I wanted to jot down some thoughts inspired by being at PCMI (Park City Mathematics Institute) this summer. Ideally, I would have been keeping a journal, and I’m sure I will fail to mention a lot of juicy tidbits that came out of our sessions and discussions. But here I go anyway…
- I liked Cal Armstrong’s comment on our last day about shooting for slow, nay “glacial” progress. It’s very tempting to try to change everything right away, and I know the kind of chaos and exhaustion that can lead to.
- Nonetheless, I want to make myself change, and constantly experiment. That’s the one word I wrote down on a card at the end of our sessions to remind myself of what I want to do this year.

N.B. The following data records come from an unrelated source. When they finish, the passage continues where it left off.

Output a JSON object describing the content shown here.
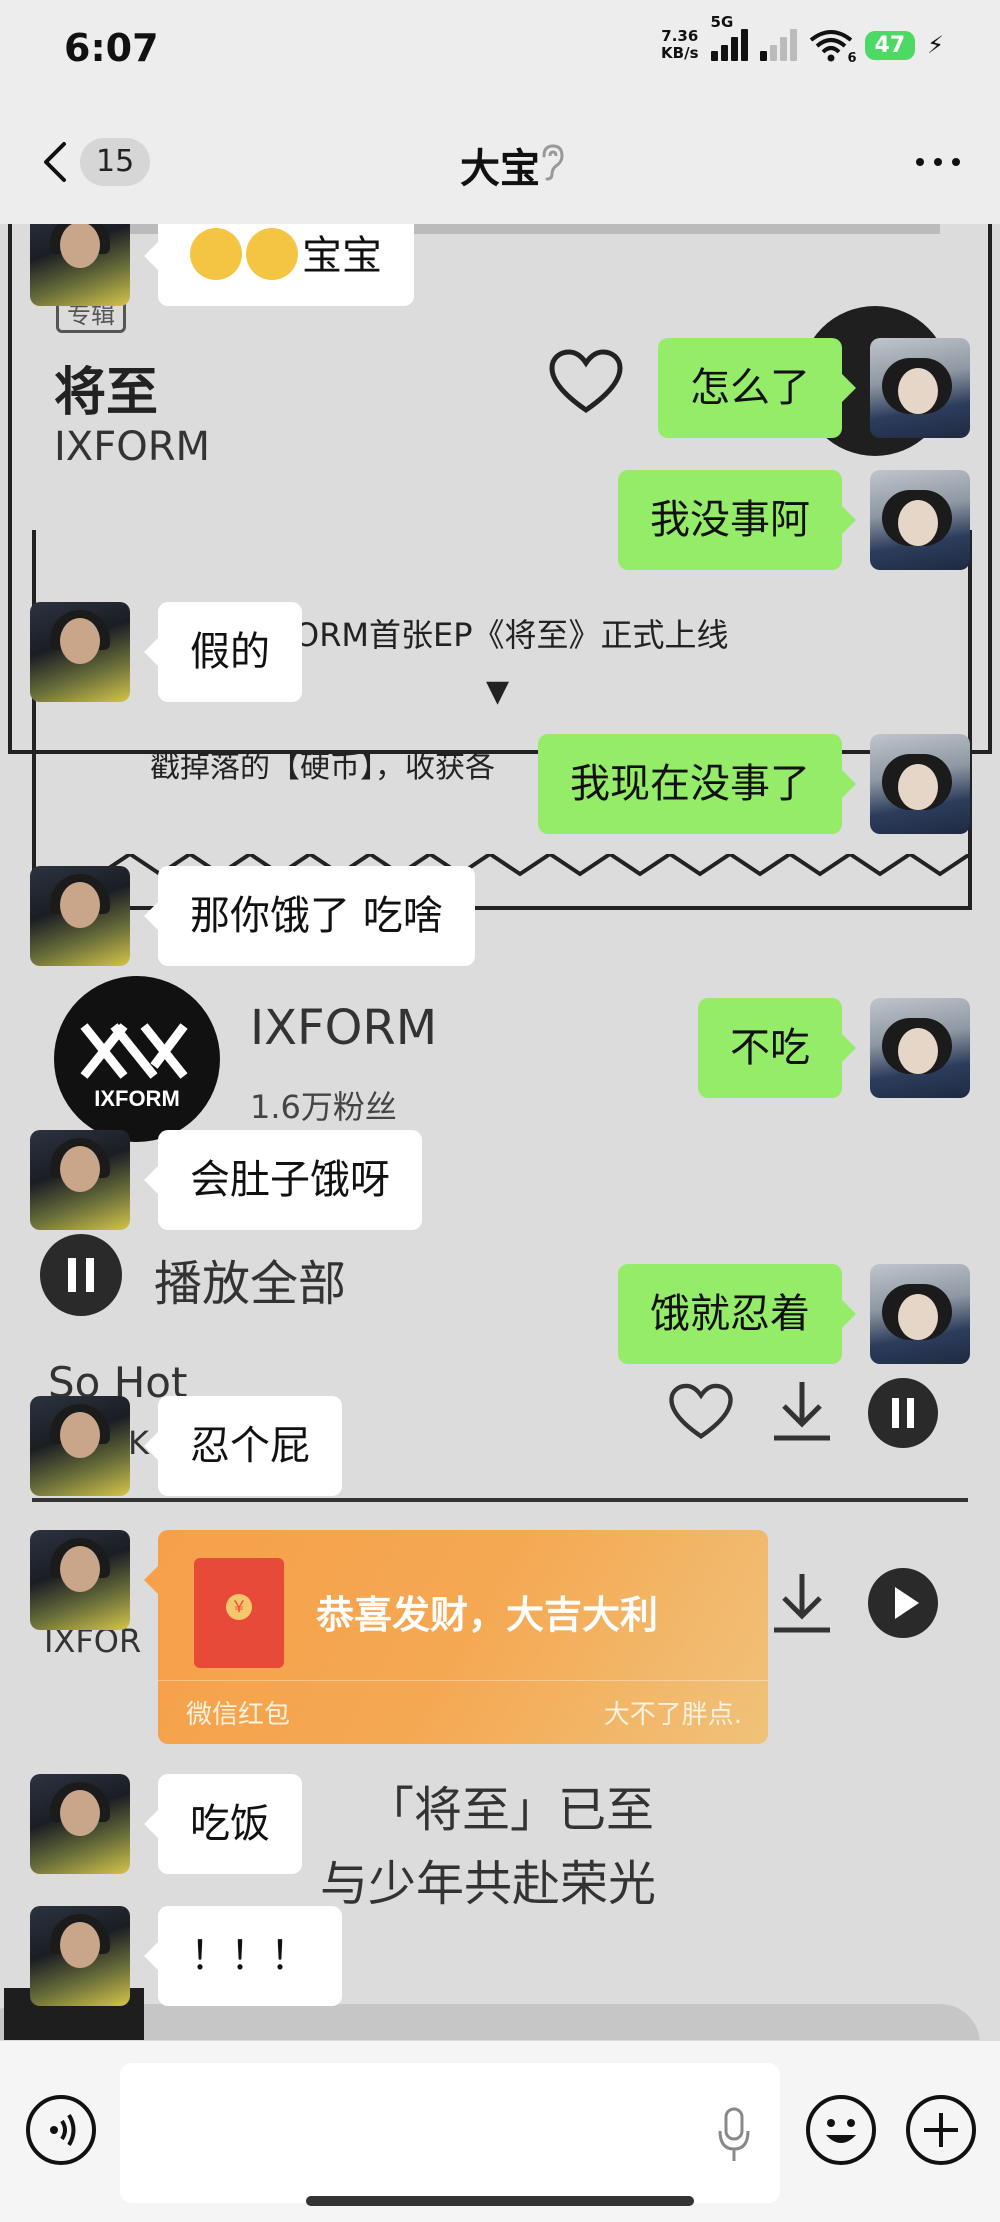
{
  "status": {
    "time": "6:07",
    "net_speed_value": "7.36",
    "net_speed_unit": "KB/s",
    "network_type": "5G",
    "wifi_badge": "6",
    "battery": "47"
  },
  "header": {
    "unread_count": "15",
    "title": "大宝"
  },
  "wallpaper": {
    "album_tag": "专辑",
    "album_title": "将至",
    "album_artist": "IXFORM",
    "announcement": "ORM首张EP《将至》正式上线",
    "arrow": "▼",
    "coin_text": "戳掉落的【硬币】，收获各",
    "artist_name": "IXFORM",
    "followers": "1.6万粉丝",
    "play_all": "播放全部",
    "song1": "So Hot",
    "song1_artist": "K",
    "song2_artist": "IXFOR",
    "slogan1": "「将至」已至",
    "slogan2": "与少年共赴荣光",
    "logo_text": "IXFORM"
  },
  "messages": [
    {
      "side": "left",
      "text": "宝宝"
    },
    {
      "side": "right",
      "text": "怎么了"
    },
    {
      "side": "right",
      "text": "我没事阿"
    },
    {
      "side": "left",
      "text": "假的"
    },
    {
      "side": "right",
      "text": "我现在没事了"
    },
    {
      "side": "left",
      "text": "那你饿了  吃啥"
    },
    {
      "side": "right",
      "text": "不吃"
    },
    {
      "side": "left",
      "text": "会肚子饿呀"
    },
    {
      "side": "right",
      "text": "饿就忍着"
    },
    {
      "side": "left",
      "text": "忍个屁"
    },
    {
      "side": "left",
      "text": "吃饭"
    },
    {
      "side": "left",
      "text": "！！！"
    }
  ],
  "red_packet": {
    "greeting": "恭喜发财，大吉大利",
    "label": "微信红包",
    "sender": "大不了胖点.",
    "coin": "￥"
  },
  "input": {
    "value": ""
  }
}
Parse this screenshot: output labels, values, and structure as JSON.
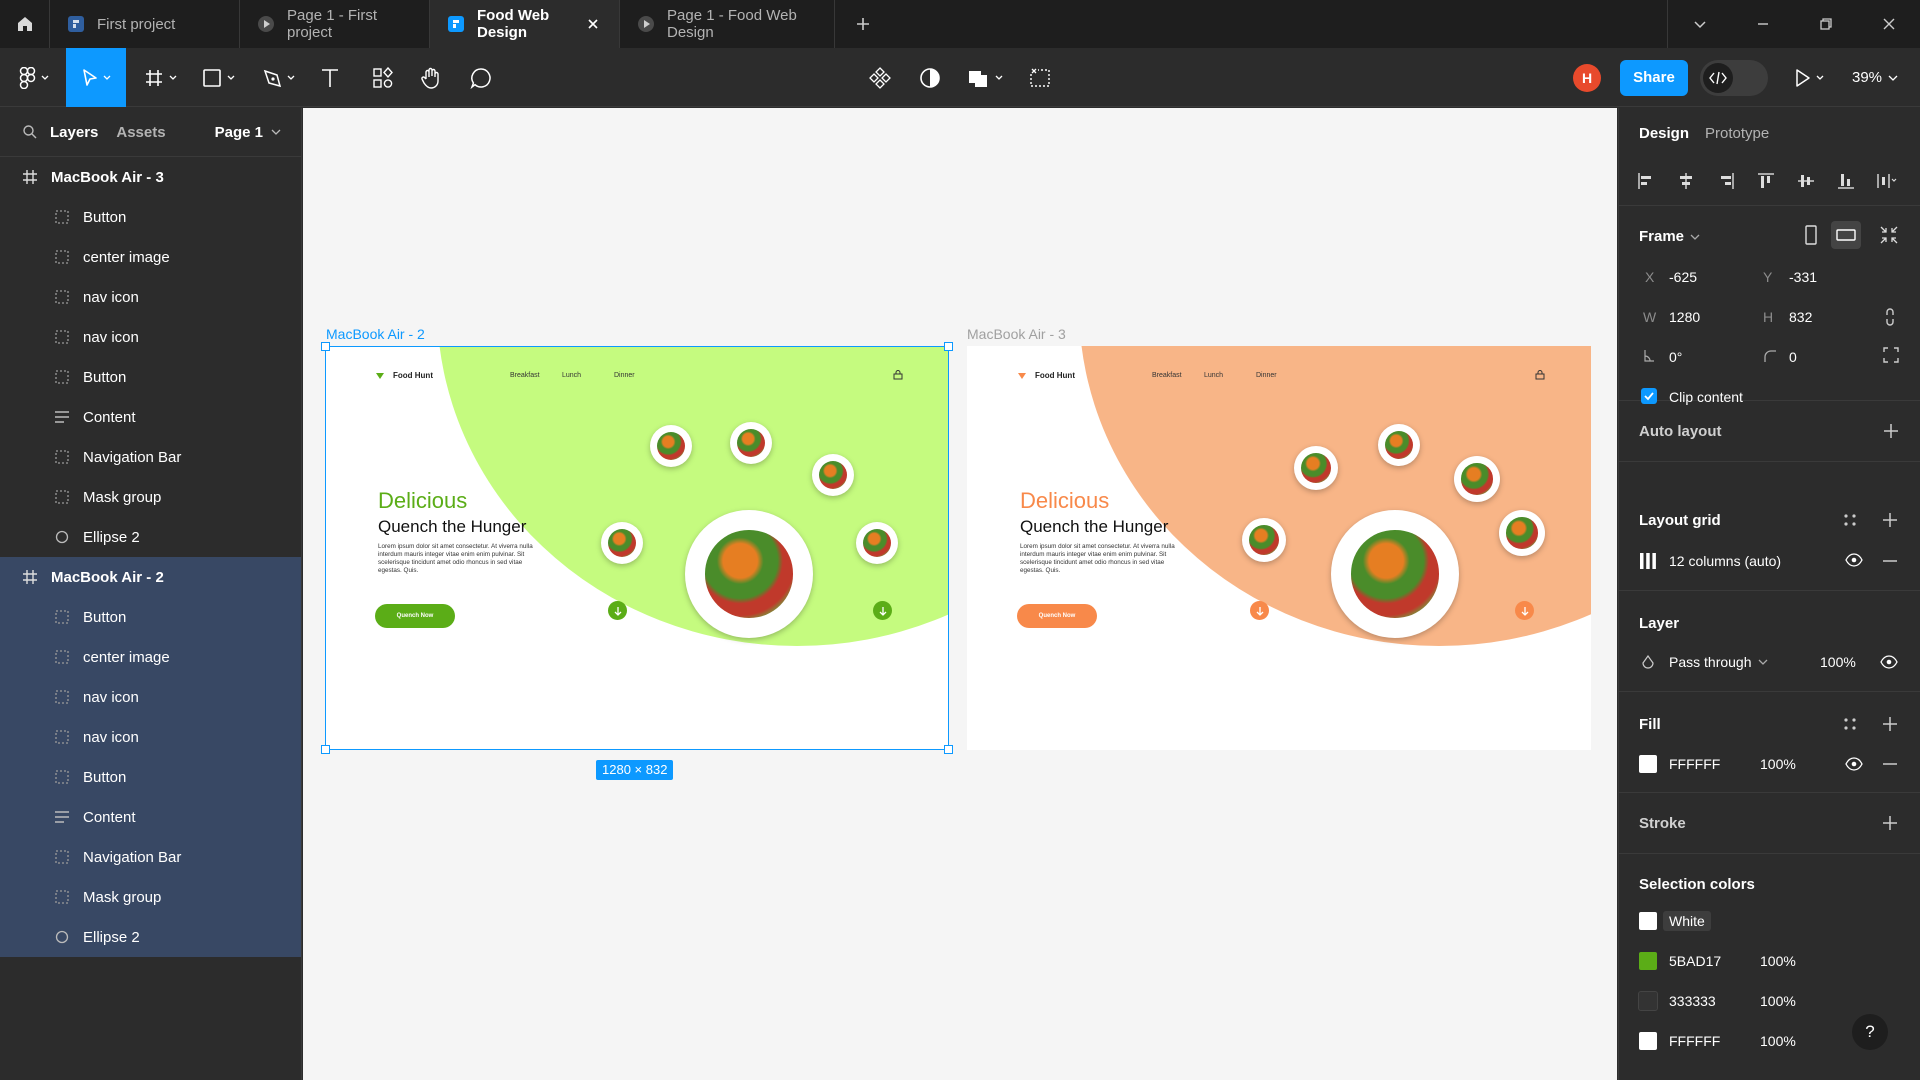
{
  "tabs": [
    {
      "label": "First project",
      "icon": "figma-file-icon",
      "active": false
    },
    {
      "label": "Page 1 - First project",
      "icon": "play-icon",
      "active": false
    },
    {
      "label": "Food Web Design",
      "icon": "figma-file-icon",
      "active": true
    },
    {
      "label": "Page 1 - Food Web Design",
      "icon": "play-icon",
      "active": false
    }
  ],
  "toolbar": {
    "avatar_initial": "H",
    "share_label": "Share",
    "zoom": "39%"
  },
  "left_panel": {
    "tab_layers": "Layers",
    "tab_assets": "Assets",
    "page_label": "Page 1",
    "frames": [
      {
        "name": "MacBook Air - 3",
        "children": [
          {
            "name": "Button",
            "icon": "dotted-frame-icon"
          },
          {
            "name": "center image",
            "icon": "dotted-frame-icon"
          },
          {
            "name": "nav icon",
            "icon": "dotted-frame-icon"
          },
          {
            "name": "nav icon",
            "icon": "dotted-frame-icon"
          },
          {
            "name": "Button",
            "icon": "dotted-frame-icon"
          },
          {
            "name": "Content",
            "icon": "text-lines-icon"
          },
          {
            "name": "Navigation Bar",
            "icon": "dotted-frame-icon"
          },
          {
            "name": "Mask group",
            "icon": "dotted-frame-icon"
          },
          {
            "name": "Ellipse 2",
            "icon": "ellipse-icon"
          }
        ]
      },
      {
        "name": "MacBook Air - 2",
        "children": [
          {
            "name": "Button",
            "icon": "dotted-frame-icon"
          },
          {
            "name": "center image",
            "icon": "dotted-frame-icon"
          },
          {
            "name": "nav icon",
            "icon": "dotted-frame-icon"
          },
          {
            "name": "nav icon",
            "icon": "dotted-frame-icon"
          },
          {
            "name": "Button",
            "icon": "dotted-frame-icon"
          },
          {
            "name": "Content",
            "icon": "text-lines-icon"
          },
          {
            "name": "Navigation Bar",
            "icon": "dotted-frame-icon"
          },
          {
            "name": "Mask group",
            "icon": "dotted-frame-icon"
          },
          {
            "name": "Ellipse 2",
            "icon": "ellipse-icon"
          }
        ]
      }
    ]
  },
  "canvas": {
    "frame2_label": "MacBook Air - 2",
    "frame3_label": "MacBook Air - 3",
    "size_badge": "1280 × 832",
    "design": {
      "brand": "Food Hunt",
      "nav": [
        "Breakfast",
        "Lunch",
        "Dinner"
      ],
      "headline": "Delicious",
      "subheadline": "Quench the Hunger",
      "body": "Lorem ipsum dolor sit amet consectetur. At viverra nulla interdum mauris integer vitae enim enim pulvinar. Sit scelerisque tincidunt amet odio rhoncus in sed vitae egestas. Quis.",
      "button": "Quench Now",
      "green": "#5BAD17",
      "green_bg": "#C5FB7F",
      "orange": "#F8894A",
      "orange_bg": "#F8B587"
    }
  },
  "right_panel": {
    "tab_design": "Design",
    "tab_prototype": "Prototype",
    "frame_label": "Frame",
    "x_label": "X",
    "x": "-625",
    "y_label": "Y",
    "y": "-331",
    "w_label": "W",
    "w": "1280",
    "h_label": "H",
    "h": "832",
    "rotation": "0°",
    "radius": "0",
    "clip_content": "Clip content",
    "auto_layout": "Auto layout",
    "layout_grid": "Layout grid",
    "grid_value": "12 columns (auto)",
    "layer": "Layer",
    "blend": "Pass through",
    "layer_opacity": "100%",
    "fill": "Fill",
    "fill_hex": "FFFFFF",
    "fill_opacity": "100%",
    "stroke": "Stroke",
    "selection_colors": "Selection colors",
    "colors": [
      {
        "hex": "#FFFFFF",
        "label": "White",
        "opacity": ""
      },
      {
        "hex": "#5BAD17",
        "label": "5BAD17",
        "opacity": "100%"
      },
      {
        "hex": "#333333",
        "label": "333333",
        "opacity": "100%"
      },
      {
        "hex": "#FFFFFF",
        "label": "FFFFFF",
        "opacity": "100%"
      }
    ],
    "help": "?"
  }
}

- I learned that how I use the blackboard is not something I have ever thought through carefully. (That’s one of the many, many aspects of my teaching that come from the fact that I started at the college level, where thinking about pedagogy is nonexistent.) We were presented with a description of how a typical Japanese teacher uses the board, and while I was not convinced I need to switch to that style, it did make me think that here is yet another aspect of my practice that I need to evaluate. Given all the rest of my plans, that probably won’t happen in a serious way this year—see “glacial change” above.
- Both this year and last year emphasized for me the work I still need to do on specific strategies and moves to foster good student discussions. I was pleased to hear strategies from my fellow teachers in the program about explicitly addressing classroom norms with the kids, and working with them very openly to develop a safe, but productive and challenging, space for discussion and learning.
- It was great to work on deceptively simple, but ultimately rich, problems. Example (from John Mahoney): a restaurant charges $14.99 for a six-ounce steak and $19.99 for a nine-ounce steak. How much should it charge for a 20-ounce steak? (I may have change the numbers a bit.) The key was to let the discussion flow without channelling it into a single method for the “correct” solution. I love open-ended problems, but my tendency is to make them more general than this example, and sometimes a bit overwhelming in their open-endedness. It’s good to see the openness in even a seemingly simple problem.
That’s only a small sample of what came up during the three weeks, but that’s where I’ll stop for now.